In a recent Blog post by James Quinn, a senior director of strategic planning for a major university, the time period of the office space market recovery is questioned and predicted to be much longer than many industry experts predict. The main reason for his prediction is his belief that consumers are beginning to "Deleverage," spending less, and it will cause major changes in the economy over the next decade.
"They have no choice. Boomers have come to the shocking realization that you can’t get wealthy or retire by borrowing and spending."
His thoughts on the Office Space market:
"The current office vacancy rate of 17.5% is the highest since 1993 and is just below the all-time high 18.7% in 1992. The WSJ has concluded, with no data or analysis, that the vacancy rate has bottomed. As the employment data proves, companies are not hiring employees. New companies are not being formed. Government mandates and regulations regarding healthcare and uncertainty about taxes will keep the formation of new small companies at a minimum.

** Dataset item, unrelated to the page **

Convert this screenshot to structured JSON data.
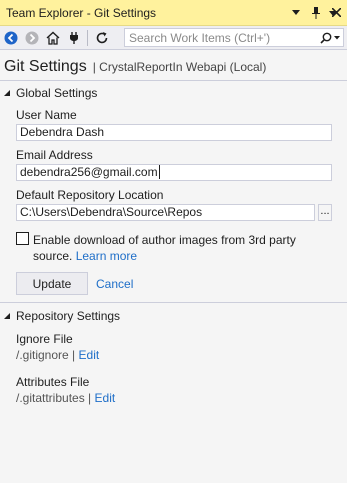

Conglomerates continue to ship jobs overseas. Part 2 of this Depression will drive more companies out of business. Office vacancies will remain at record levels for the next five years."
On the other side the Wall Street Journal came out with an article, Signs of Recovery For Office Market, last week that predicts that the office space market has bottomed out and that we are starting see some stabilization in the market. They also state that the recovery will be a slow one, but don't define how long that could be.
For us at OfficeFinder.com, over the past 3 weeks we have seen a surge in closed deal reporting in the neighborhood of 2 - 3 times over those of the previous several months. These reports come through our network of office space tenant representatives and executive suite members. We are hoping this continues and identifies the start of the small business recovery.
Commercial Real Estate , Lease Negotiations , Office Rental , Office Space Negotiations , Office Vacancy Rate